13. A Christmas Story child star Peter Billingsley was the first of thousands to audition for the role.
14. Gonzo was originally going to portray Christmas Yet to Come in The Muppet Christmas Carol. He eventually took on the role of Charles Dickens because, as director Brian Henson said, he was “the least likely character to be Charles Dickens.”
15. Rudolph the Red-Nosed Reindeer‘s stop-motion animation was produced in Japan, while most of the audio was recorded in Canada.
16. The shots of the Macy’s Thanksgiving Day parade in Miracle on 34th Street are real: Star Edmund Gwenn actually took to a float as Santa for the 1946 celebration.
17. Jim Carrey was originally slated to star in Elf.
18. The Santa Clause joke involving “1-800-SPANK-ME” caused massive problems for parents when kids discovered it connected them to an actual phone sex hotline.
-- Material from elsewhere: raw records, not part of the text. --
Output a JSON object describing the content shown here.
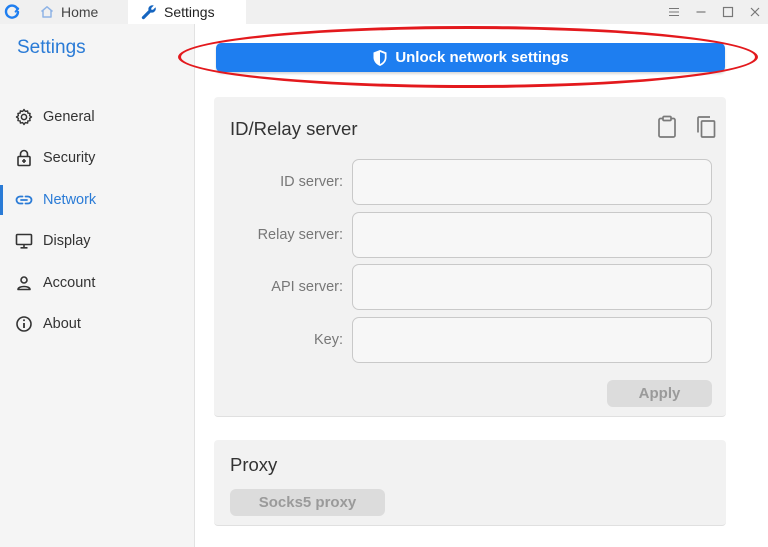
{
  "tabs": [
    {
      "label": "Home",
      "icon": "home-icon"
    },
    {
      "label": "Settings",
      "icon": "wrench-icon",
      "active": true
    }
  ],
  "window_controls": [
    "menu-icon",
    "minimize-icon",
    "maximize-icon",
    "close-icon"
  ],
  "sidebar": {
    "title": "Settings",
    "items": [
      {
        "label": "General",
        "icon": "gear-icon"
      },
      {
        "label": "Security",
        "icon": "lock-icon"
      },
      {
        "label": "Network",
        "icon": "link-icon",
        "active": true
      },
      {
        "label": "Display",
        "icon": "monitor-icon"
      },
      {
        "label": "Account",
        "icon": "person-icon"
      },
      {
        "label": "About",
        "icon": "info-icon"
      }
    ]
  },
  "main": {
    "unlock_button_label": "Unlock network settings",
    "id_relay": {
      "title": "ID/Relay server",
      "fields": [
        {
          "label": "ID server:",
          "value": ""
        },
        {
          "label": "Relay server:",
          "value": ""
        },
        {
          "label": "API server:",
          "value": ""
        },
        {
          "label": "Key:",
          "value": ""
        }
      ],
      "apply_label": "Apply"
    },
    "proxy": {
      "title": "Proxy",
      "button_label": "Socks5 proxy"
    }
  },
  "colors": {
    "accent": "#2a7bd6",
    "unlock_button": "#1e7ef0",
    "highlight": "#e3191d"
  }
}
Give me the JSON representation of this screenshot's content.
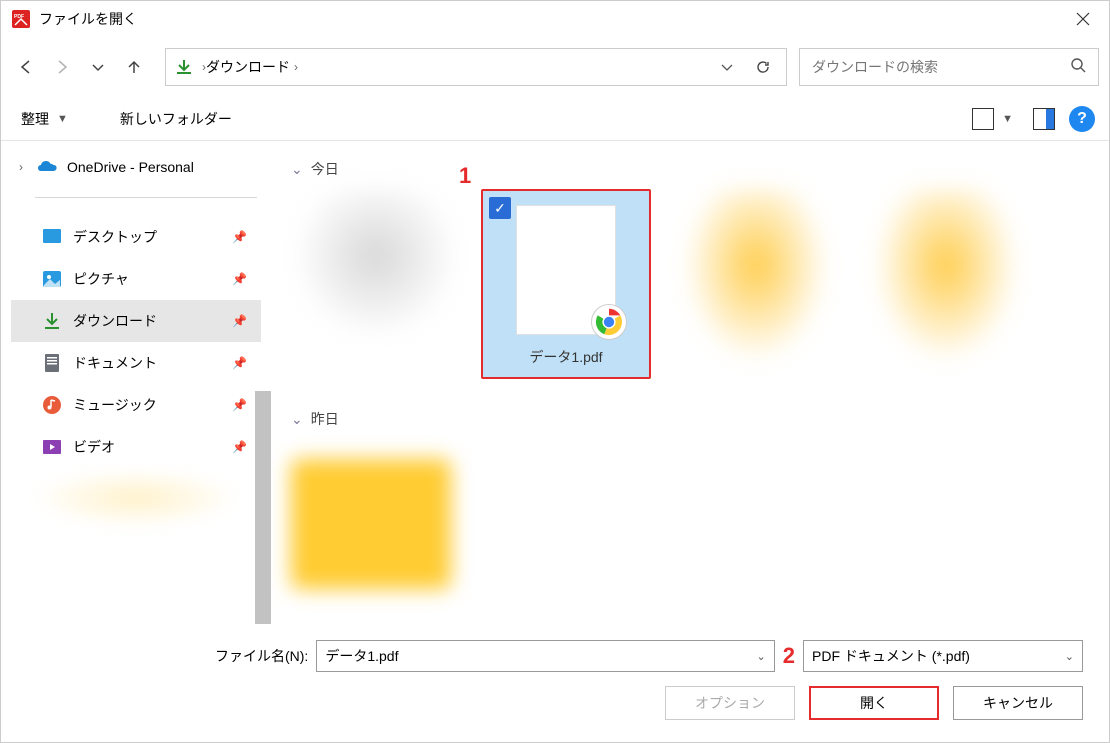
{
  "title": "ファイルを開く",
  "breadcrumb": {
    "folder": "ダウンロード"
  },
  "search": {
    "placeholder": "ダウンロードの検索"
  },
  "toolbar": {
    "organize": "整理",
    "new_folder": "新しいフォルダー"
  },
  "tree": {
    "onedrive": "OneDrive - Personal"
  },
  "quick_access": {
    "desktop": "デスクトップ",
    "pictures": "ピクチャ",
    "downloads": "ダウンロード",
    "documents": "ドキュメント",
    "music": "ミュージック",
    "video": "ビデオ"
  },
  "groups": {
    "today": "今日",
    "yesterday": "昨日"
  },
  "files": {
    "selected_name": "データ1.pdf"
  },
  "annotations": {
    "n1": "1",
    "n2": "2"
  },
  "footer": {
    "filename_label": "ファイル名(N):",
    "filename_value": "データ1.pdf",
    "filter": "PDF ドキュメント (*.pdf)",
    "options_btn": "オプション",
    "open_btn": "開く",
    "cancel_btn": "キャンセル"
  }
}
Some viewers who dialed the number reportedly racked up hundreds of dollars in phone bills.
19. Composer Danny Elfman still didn’t have a script when it came time to write the music for The Nightmare Before Christmas, so he based his songs only on conversations with and sketches from director Tim Burton.
20. Grown-up A Christmas Story star Peter Billingsley has an uncredited cameo in Elf.
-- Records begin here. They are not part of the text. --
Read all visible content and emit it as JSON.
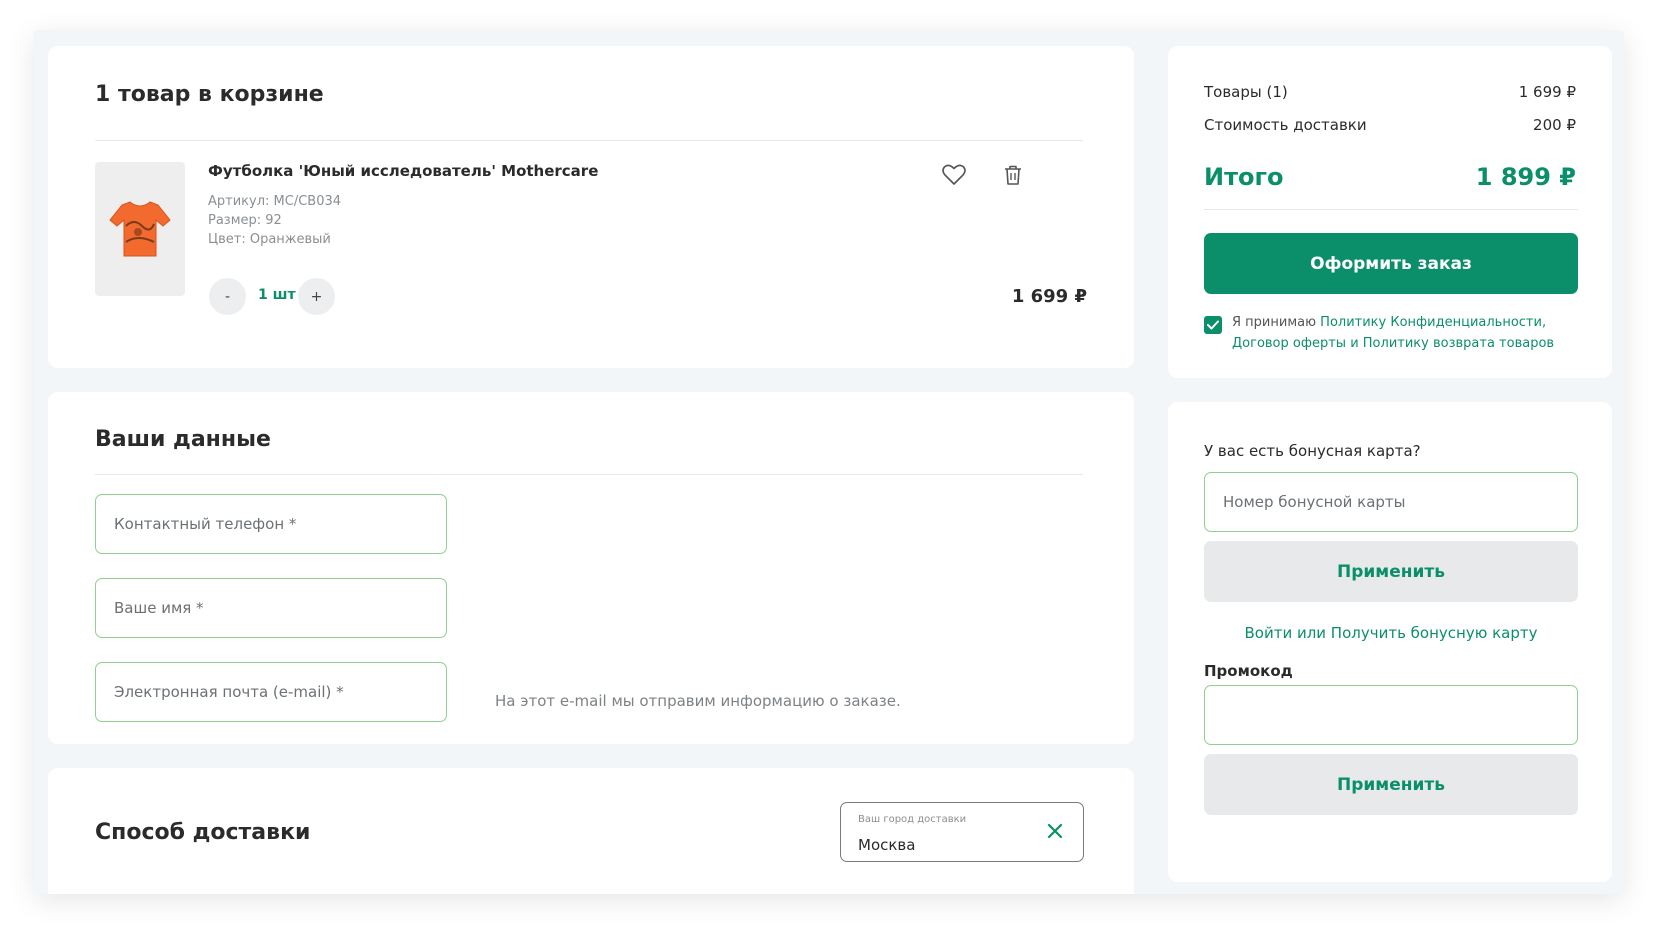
{
  "cart": {
    "title": "1 товар в корзине",
    "item": {
      "name": "Футболка 'Юный исследователь' Mothercare",
      "article": "Артикул: MC/CB034",
      "size": "Размер: 92",
      "color": "Цвет: Оранжевый",
      "qty_minus": "-",
      "qty": "1 шт",
      "qty_plus": "+",
      "price": "1 699 ₽",
      "icons": {
        "favorite": "heart-icon",
        "remove": "trash-icon",
        "image": "orange-tshirt"
      }
    }
  },
  "customer": {
    "title": "Ваши данные",
    "phone_placeholder": "Контактный телефон *",
    "name_placeholder": "Ваше имя *",
    "email_placeholder": "Электронная почта (e-mail) *",
    "email_hint": "На этот e-mail мы отправим информацию о заказе."
  },
  "delivery": {
    "title": "Способ доставки",
    "city_label": "Ваш город доставки",
    "city_value": "Москва",
    "clear_icon": "close-icon"
  },
  "summary": {
    "goods_label": "Товары (1)",
    "goods_value": "1 699 ₽",
    "shipping_label": "Стоимость доставки",
    "shipping_value": "200 ₽",
    "total_label": "Итого",
    "total_value": "1 899 ₽",
    "checkout_button": "Оформить заказ",
    "agree_prefix": "Я принимаю ",
    "agree_privacy": "Политику Конфиденциальности,",
    "agree_offer": "Договор оферты",
    "agree_and": " и ",
    "agree_return": "Политику возврата товаров",
    "agree_checked": true
  },
  "bonus": {
    "question": "У вас есть бонусная карта?",
    "card_placeholder": "Номер бонусной карты",
    "apply_button": "Применить",
    "login_link": "Войти или Получить бонусную карту",
    "promo_label": "Промокод",
    "promo_placeholder": "",
    "promo_apply_button": "Применить"
  },
  "colors": {
    "accent": "#0b8f6a",
    "field_border": "#8fcf8f",
    "background": "#f3f6f8",
    "product_orange": "#f26a2e"
  }
}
21. Vincent Price was considered for the part of It’s a Wonderful Life villain Mr. Potter.
22. The Grinch was black-and-white in the original Dr. Seuss book, but director Chuck Jones had the idea to make him green for the 1966 animated feature.
23. After the release of Home Alone 2, families flocked to N.Y.C.’s Plaza Hotel, where they could recreate Kevin’s adventure in Suite 411, “Kevin’s Suite,” for $1,100 a night.
24. Writer Richard Curtis first conceived Love Actually as two separate films, and had planned entire movies following the storylines of Hugh Grant and Colin Firth’s characters.
25. It’s A Wonderful Life was named the most inspirational film of all time by the American Film Institute.
26. It took The Nightmare Before Christmas team an entire week to finish shooting each minute of the completed film.
27. Macaulay Culkin’s little brother Kieran had a small role as Kevin’s bed-wetting cousin in Home Alone and Home Alone 2.
28. Flash Gordon made an appearance in a deleted fantasy scene from A Christmas Story.
29. Despite being a holiday movie, Miracle on 34th Street hit theatres in May, because 20th Century Fox studio head Darryl Zanuck believed more people went to the movies in the summer.
30. Rudolph creator Robert May considered the names Reginald and Rollo for the reindeer.
This article was originally published on People.